**Component data from apps and pages**
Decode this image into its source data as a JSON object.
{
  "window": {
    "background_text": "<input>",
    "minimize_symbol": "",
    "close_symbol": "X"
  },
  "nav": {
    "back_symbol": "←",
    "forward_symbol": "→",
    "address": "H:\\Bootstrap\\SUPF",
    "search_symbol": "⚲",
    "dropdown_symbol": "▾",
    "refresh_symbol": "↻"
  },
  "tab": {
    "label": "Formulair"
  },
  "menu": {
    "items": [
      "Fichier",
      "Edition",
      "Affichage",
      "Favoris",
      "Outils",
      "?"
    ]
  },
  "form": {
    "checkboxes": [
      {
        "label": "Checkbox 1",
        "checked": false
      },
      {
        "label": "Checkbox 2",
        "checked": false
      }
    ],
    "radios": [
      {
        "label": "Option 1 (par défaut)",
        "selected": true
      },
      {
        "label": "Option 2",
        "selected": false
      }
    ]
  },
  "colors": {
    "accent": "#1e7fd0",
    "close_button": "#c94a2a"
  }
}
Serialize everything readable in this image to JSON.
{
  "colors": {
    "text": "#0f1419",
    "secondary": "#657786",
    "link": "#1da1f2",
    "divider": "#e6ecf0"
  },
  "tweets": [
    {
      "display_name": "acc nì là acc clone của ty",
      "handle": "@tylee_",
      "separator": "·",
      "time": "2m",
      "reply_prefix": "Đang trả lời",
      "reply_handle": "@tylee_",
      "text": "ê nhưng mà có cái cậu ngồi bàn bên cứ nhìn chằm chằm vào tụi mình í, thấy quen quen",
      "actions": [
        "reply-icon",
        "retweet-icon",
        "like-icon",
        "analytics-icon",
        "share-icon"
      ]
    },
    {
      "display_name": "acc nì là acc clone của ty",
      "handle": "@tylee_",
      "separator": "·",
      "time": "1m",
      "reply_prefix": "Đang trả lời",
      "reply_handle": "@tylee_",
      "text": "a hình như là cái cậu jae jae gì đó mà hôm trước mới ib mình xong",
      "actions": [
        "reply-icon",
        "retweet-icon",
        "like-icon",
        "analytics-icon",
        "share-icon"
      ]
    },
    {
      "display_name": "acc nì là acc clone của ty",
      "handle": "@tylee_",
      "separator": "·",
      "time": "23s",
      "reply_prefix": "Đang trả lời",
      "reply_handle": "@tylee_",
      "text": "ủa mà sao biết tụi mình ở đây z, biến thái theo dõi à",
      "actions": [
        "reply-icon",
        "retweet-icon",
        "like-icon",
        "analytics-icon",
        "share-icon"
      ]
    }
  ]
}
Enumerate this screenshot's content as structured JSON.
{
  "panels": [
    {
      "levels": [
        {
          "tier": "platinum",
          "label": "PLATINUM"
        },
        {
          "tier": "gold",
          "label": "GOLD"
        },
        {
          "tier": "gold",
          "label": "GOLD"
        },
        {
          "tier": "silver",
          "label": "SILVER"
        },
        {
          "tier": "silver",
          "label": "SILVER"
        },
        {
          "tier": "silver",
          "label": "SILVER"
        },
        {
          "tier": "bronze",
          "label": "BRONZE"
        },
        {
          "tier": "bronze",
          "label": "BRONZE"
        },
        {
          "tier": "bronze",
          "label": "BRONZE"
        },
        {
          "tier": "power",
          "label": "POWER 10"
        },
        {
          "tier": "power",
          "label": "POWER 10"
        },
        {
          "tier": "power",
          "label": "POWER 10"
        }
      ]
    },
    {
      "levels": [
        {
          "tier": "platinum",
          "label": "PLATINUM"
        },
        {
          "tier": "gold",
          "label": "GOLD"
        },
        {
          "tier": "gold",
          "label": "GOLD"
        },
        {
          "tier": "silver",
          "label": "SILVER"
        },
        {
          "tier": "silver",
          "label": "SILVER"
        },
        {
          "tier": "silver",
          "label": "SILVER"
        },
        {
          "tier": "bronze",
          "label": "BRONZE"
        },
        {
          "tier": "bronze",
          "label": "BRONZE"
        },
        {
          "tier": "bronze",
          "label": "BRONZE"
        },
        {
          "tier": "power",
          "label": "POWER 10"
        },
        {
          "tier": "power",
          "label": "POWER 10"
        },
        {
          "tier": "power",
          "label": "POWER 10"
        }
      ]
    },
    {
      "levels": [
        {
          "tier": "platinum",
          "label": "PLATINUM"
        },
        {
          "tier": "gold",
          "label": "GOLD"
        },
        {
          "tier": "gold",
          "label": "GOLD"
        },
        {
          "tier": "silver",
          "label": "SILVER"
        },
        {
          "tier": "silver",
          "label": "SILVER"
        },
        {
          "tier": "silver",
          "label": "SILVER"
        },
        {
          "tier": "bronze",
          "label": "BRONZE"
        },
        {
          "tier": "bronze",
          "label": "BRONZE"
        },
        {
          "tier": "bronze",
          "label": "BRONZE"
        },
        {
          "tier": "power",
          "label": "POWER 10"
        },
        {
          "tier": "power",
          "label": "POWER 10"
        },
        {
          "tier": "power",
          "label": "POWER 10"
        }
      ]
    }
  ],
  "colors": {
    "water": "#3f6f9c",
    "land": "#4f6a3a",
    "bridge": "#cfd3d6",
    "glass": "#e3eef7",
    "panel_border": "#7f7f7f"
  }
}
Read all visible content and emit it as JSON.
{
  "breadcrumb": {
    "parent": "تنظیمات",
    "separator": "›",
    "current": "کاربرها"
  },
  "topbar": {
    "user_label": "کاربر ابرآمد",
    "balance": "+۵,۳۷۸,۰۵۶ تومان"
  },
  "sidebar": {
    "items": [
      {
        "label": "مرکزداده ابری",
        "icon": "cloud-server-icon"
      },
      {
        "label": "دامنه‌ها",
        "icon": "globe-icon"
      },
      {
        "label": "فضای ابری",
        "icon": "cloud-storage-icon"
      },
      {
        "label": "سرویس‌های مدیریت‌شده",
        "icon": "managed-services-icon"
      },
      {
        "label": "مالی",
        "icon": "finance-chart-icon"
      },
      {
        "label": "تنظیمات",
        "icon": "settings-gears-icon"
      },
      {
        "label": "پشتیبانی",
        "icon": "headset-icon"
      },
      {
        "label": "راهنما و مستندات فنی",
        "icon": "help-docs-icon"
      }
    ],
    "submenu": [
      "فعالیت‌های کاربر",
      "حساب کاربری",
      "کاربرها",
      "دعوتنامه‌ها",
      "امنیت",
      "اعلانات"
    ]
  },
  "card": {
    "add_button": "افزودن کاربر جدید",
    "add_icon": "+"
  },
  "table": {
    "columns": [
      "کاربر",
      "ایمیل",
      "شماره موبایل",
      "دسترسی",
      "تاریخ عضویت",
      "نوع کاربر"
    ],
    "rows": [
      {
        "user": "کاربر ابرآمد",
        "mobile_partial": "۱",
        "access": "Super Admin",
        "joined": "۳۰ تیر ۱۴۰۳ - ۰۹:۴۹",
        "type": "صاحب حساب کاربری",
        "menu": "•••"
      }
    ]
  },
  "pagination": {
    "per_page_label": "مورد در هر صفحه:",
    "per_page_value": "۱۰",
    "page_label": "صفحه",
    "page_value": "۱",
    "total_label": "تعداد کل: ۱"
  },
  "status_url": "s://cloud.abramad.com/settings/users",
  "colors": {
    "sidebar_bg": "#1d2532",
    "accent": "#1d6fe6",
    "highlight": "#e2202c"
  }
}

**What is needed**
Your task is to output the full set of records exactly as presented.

**Written response**
Decode this image into its source data as a JSON object.
{
  "window": {
    "background_text": "<input>",
    "minimize_symbol": "",
    "close_symbol": "X"
  },
  "nav": {
    "back_symbol": "←",
    "forward_symbol": "→",
    "address": "H:\\Bootstrap\\SUPF",
    "search_symbol": "⚲",
    "dropdown_symbol": "▾",
    "refresh_symbol": "↻"
  },
  "tab": {
    "label": "Formulair"
  },
  "menu": {
    "items": [
      "Fichier",
      "Edition",
      "Affichage",
      "Favoris",
      "Outils",
      "?"
    ]
  },
  "form": {
    "checkboxes": [
      {
        "label": "Checkbox 1",
        "checked": false
      },
      {
        "label": "Checkbox 2",
        "checked": false
      }
    ],
    "radios": [
      {
        "label": "Option 1 (par défaut)",
        "selected": true
      },
      {
        "label": "Option 2",
        "selected": false
      }
    ]
  },
  "colors": {
    "accent": "#1e7fd0",
    "close_button": "#c94a2a"
  }
}
Serialize everything readable in this image to JSON.
{
  "colors": {
    "text": "#0f1419",
    "secondary": "#657786",
    "link": "#1da1f2",
    "divider": "#e6ecf0"
  },
  "tweets": [
    {
      "display_name": "acc nì là acc clone của ty",
      "handle": "@tylee_",
      "separator": "·",
      "time": "2m",
      "reply_prefix": "Đang trả lời",
      "reply_handle": "@tylee_",
      "text": "ê nhưng mà có cái cậu ngồi bàn bên cứ nhìn chằm chằm vào tụi mình í, thấy quen quen",
      "actions": [
        "reply-icon",
        "retweet-icon",
        "like-icon",
        "analytics-icon",
        "share-icon"
      ]
    },
    {
      "display_name": "acc nì là acc clone của ty",
      "handle": "@tylee_",
      "separator": "·",
      "time": "1m",
      "reply_prefix": "Đang trả lời",
      "reply_handle": "@tylee_",
      "text": "a hình như là cái cậu jae jae gì đó mà hôm trước mới ib mình xong",
      "actions": [
        "reply-icon",
        "retweet-icon",
        "like-icon",
        "analytics-icon",
        "share-icon"
      ]
    },
    {
      "display_name": "acc nì là acc clone của ty",
      "handle": "@tylee_",
      "separator": "·",
      "time": "23s",
      "reply_prefix": "Đang trả lời",
      "reply_handle": "@tylee_",
      "text": "ủa mà sao biết tụi mình ở đây z, biến thái theo dõi à",
      "actions": [
        "reply-icon",
        "retweet-icon",
        "like-icon",
        "analytics-icon",
        "share-icon"
      ]
    }
  ]
}
Enumerate this screenshot's content as structured JSON.
{
  "panels": [
    {
      "levels": [
        {
          "tier": "platinum",
          "label": "PLATINUM"
        },
        {
          "tier": "gold",
          "label": "GOLD"
        },
        {
          "tier": "gold",
          "label": "GOLD"
        },
        {
          "tier": "silver",
          "label": "SILVER"
        },
        {
          "tier": "silver",
          "label": "SILVER"
        },
        {
          "tier": "silver",
          "label": "SILVER"
        },
        {
          "tier": "bronze",
          "label": "BRONZE"
        },
        {
          "tier": "bronze",
          "label": "BRONZE"
        },
        {
          "tier": "bronze",
          "label": "BRONZE"
        },
        {
          "tier": "power",
          "label": "POWER 10"
        },
        {
          "tier": "power",
          "label": "POWER 10"
        },
        {
          "tier": "power",
          "label": "POWER 10"
        }
      ]
    },
    {
      "levels": [
        {
          "tier": "platinum",
          "label": "PLATINUM"
        },
        {
          "tier": "gold",
          "label": "GOLD"
        },
        {
          "tier": "gold",
          "label": "GOLD"
        },
        {
          "tier": "silver",
          "label": "SILVER"
        },
        {
          "tier": "silver",
          "label": "SILVER"
        },
        {
          "tier": "silver",
          "label": "SILVER"
        },
        {
          "tier": "bronze",
          "label": "BRONZE"
        },
        {
          "tier": "bronze",
          "label": "BRONZE"
        },
        {
          "tier": "bronze",
          "label": "BRONZE"
        },
        {
          "tier": "power",
          "label": "POWER 10"
        },
        {
          "tier": "power",
          "label": "POWER 10"
        },
        {
          "tier": "power",
          "label": "POWER 10"
        }
      ]
    },
    {
      "levels": [
        {
          "tier": "platinum",
          "label": "PLATINUM"
        },
        {
          "tier": "gold",
          "label": "GOLD"
        },
        {
          "tier": "gold",
          "label": "GOLD"
        },
        {
          "tier": "silver",
          "label": "SILVER"
        },
        {
          "tier": "silver",
          "label": "SILVER"
        },
        {
          "tier": "silver",
          "label": "SILVER"
        },
        {
          "tier": "bronze",
          "label": "BRONZE"
        },
        {
          "tier": "bronze",
          "label": "BRONZE"
        },
        {
          "tier": "bronze",
          "label": "BRONZE"
        },
        {
          "tier": "power",
          "label": "POWER 10"
        },
        {
          "tier": "power",
          "label": "POWER 10"
        },
        {
          "tier": "power",
          "label": "POWER 10"
        }
      ]
    }
  ],
  "colors": {
    "water": "#3f6f9c",
    "land": "#4f6a3a",
    "bridge": "#cfd3d6",
    "glass": "#e3eef7",
    "panel_border": "#7f7f7f"
  }
}
Read all visible content and emit it as JSON.
{
  "breadcrumb": {
    "parent": "تنظیمات",
    "separator": "›",
    "current": "کاربرها"
  },
  "topbar": {
    "user_label": "کاربر ابرآمد",
    "balance": "+۵,۳۷۸,۰۵۶ تومان"
  },
  "sidebar": {
    "items": [
      {
        "label": "مرکزداده ابری",
        "icon": "cloud-server-icon"
      },
      {
        "label": "دامنه‌ها",
        "icon": "globe-icon"
      },
      {
        "label": "فضای ابری",
        "icon": "cloud-storage-icon"
      },
      {
        "label": "سرویس‌های مدیریت‌شده",
        "icon": "managed-services-icon"
      },
      {
        "label": "مالی",
        "icon": "finance-chart-icon"
      },
      {
        "label": "تنظیمات",
        "icon": "settings-gears-icon"
      },
      {
        "label": "پشتیبانی",
        "icon": "headset-icon"
      },
      {
        "label": "راهنما و مستندات فنی",
        "icon": "help-docs-icon"
      }
    ],
    "submenu": [
      "فعالیت‌های کاربر",
      "حساب کاربری",
      "کاربرها",
      "دعوتنامه‌ها",
      "امنیت",
      "اعلانات"
    ]
  },
  "card": {
    "add_button": "افزودن کاربر جدید",
    "add_icon": "+"
  },
  "table": {
    "columns": [
      "کاربر",
      "ایمیل",
      "شماره موبایل",
      "دسترسی",
      "تاریخ عضویت",
      "نوع کاربر"
    ],
    "rows": [
      {
        "user": "کاربر ابرآمد",
        "mobile_partial": "۱",
        "access": "Super Admin",
        "joined": "۳۰ تیر ۱۴۰۳ - ۰۹:۴۹",
        "type": "صاحب حساب کاربری",
        "menu": "•••"
      }
    ]
  },
  "pagination": {
    "per_page_label": "مورد در هر صفحه:",
    "per_page_value": "۱۰",
    "page_label": "صفحه",
    "page_value": "۱",
    "total_label": "تعداد کل: ۱"
  },
  "status_url": "s://cloud.abramad.com/settings/users",
  "colors": {
    "sidebar_bg": "#1d2532",
    "accent": "#1d6fe6",
    "highlight": "#e2202c"
  }
}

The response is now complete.